A team of scientists from the Wyss Institute for Biologically Inspired Engineering and the Harvard John A. Paulson School of Engineering and Applied Sciences (SEAS) have demonstrated how a structure having many layers can enable robots to copy the kinematics of an octopus which can create and eliminate joints on command. The structure created by them can enable the robots to swiftly switch their stiffness, dynamics, and damping.
The findings of the scientists have been published in two papers in IEEE Robotics and Automation Letters and Advanced Functional Materials. The lead author feels that their research can serve to reduce the gulf between traditional rigid robotics and soft robotics. He feels that the new age technology can spawn a new generation of structures and machines which cannot be strictly labeled as rigid or soft.
New Structure Consists of Many Layers
The new structure built by the scientists is uncomplicated and consists of many layers of flexible materials wrapped in an envelope made of plastic and connected to a vacuum source. Absence of vacuum allows the structure to act just the way one would want, twisting, bending, and flopping sans any shape. However, once a vacuum is placed, stiffness follows so that it can hold arbitrary shapes and can be shaped into new forms.

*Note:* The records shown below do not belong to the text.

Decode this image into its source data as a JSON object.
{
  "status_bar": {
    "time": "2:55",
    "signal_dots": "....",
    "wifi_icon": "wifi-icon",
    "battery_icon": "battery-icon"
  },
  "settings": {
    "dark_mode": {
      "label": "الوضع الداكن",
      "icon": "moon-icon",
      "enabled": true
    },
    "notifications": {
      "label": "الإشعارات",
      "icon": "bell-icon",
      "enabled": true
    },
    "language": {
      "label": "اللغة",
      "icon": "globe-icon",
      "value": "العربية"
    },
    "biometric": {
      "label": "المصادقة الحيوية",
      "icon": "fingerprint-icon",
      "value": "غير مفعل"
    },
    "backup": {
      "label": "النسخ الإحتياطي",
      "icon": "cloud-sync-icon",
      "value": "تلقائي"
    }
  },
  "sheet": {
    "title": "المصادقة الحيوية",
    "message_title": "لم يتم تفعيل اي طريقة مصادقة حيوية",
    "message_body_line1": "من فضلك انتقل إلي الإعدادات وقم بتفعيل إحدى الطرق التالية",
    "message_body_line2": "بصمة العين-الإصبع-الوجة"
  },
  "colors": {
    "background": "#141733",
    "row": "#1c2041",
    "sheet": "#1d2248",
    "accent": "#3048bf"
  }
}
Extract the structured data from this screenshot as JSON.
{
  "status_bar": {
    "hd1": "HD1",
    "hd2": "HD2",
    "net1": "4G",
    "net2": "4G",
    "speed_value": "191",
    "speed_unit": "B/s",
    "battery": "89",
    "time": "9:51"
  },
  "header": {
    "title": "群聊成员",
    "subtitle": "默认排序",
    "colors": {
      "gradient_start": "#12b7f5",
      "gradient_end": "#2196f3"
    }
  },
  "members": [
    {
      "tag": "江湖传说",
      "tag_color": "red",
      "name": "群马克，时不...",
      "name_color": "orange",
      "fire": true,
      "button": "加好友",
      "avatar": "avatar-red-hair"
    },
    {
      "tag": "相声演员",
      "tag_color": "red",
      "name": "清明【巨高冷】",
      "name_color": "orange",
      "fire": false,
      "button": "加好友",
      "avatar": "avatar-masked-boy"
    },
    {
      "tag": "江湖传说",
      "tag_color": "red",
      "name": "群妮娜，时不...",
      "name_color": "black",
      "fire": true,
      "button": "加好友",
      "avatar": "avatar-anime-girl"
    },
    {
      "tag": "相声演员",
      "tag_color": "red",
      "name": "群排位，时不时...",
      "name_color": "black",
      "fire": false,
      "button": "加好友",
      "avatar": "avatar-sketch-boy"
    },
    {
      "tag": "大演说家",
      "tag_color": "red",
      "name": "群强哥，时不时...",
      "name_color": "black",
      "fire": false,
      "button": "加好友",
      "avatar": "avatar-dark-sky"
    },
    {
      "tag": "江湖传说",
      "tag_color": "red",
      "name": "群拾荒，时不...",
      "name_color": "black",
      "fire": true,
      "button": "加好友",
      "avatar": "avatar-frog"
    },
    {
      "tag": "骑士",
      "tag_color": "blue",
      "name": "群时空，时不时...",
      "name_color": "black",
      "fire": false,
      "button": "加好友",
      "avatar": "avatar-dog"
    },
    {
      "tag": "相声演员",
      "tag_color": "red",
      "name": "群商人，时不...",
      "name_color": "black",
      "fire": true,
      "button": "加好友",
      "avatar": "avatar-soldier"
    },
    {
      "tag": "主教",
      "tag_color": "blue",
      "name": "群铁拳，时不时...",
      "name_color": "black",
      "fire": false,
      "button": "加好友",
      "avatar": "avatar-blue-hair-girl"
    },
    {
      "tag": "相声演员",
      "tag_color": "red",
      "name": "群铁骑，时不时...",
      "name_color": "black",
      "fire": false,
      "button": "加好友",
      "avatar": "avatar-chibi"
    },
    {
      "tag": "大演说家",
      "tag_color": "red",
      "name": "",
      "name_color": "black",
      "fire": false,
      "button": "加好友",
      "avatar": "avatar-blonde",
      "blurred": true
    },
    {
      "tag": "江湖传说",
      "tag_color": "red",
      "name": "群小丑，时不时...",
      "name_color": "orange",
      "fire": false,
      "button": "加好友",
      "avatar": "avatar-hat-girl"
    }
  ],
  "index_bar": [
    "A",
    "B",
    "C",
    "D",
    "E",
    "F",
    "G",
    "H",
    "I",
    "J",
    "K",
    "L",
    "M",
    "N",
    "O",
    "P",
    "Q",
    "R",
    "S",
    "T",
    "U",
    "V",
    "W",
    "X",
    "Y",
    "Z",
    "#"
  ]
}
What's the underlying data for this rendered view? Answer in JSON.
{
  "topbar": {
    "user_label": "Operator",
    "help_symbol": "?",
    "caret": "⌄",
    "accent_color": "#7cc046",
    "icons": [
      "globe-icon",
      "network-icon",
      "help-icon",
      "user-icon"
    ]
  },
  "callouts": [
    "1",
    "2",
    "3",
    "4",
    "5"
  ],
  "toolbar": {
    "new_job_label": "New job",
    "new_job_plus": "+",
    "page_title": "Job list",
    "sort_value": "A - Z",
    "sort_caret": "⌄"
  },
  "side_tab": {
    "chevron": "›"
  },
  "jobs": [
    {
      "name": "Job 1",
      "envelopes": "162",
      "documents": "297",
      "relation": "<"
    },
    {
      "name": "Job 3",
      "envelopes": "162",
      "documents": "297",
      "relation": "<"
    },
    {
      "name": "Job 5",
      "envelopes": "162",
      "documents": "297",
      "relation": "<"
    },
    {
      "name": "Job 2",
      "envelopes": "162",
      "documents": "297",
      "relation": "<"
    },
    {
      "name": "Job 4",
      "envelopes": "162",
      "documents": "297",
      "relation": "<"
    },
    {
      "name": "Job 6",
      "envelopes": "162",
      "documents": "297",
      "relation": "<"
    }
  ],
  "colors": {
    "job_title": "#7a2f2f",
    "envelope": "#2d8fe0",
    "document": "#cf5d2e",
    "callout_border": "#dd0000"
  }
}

A process named laminar jamming caused such a transition. The application generates friction that strongly couples a clutch of materials that are flexible. The forces of friction created by the pressure behave like a glue.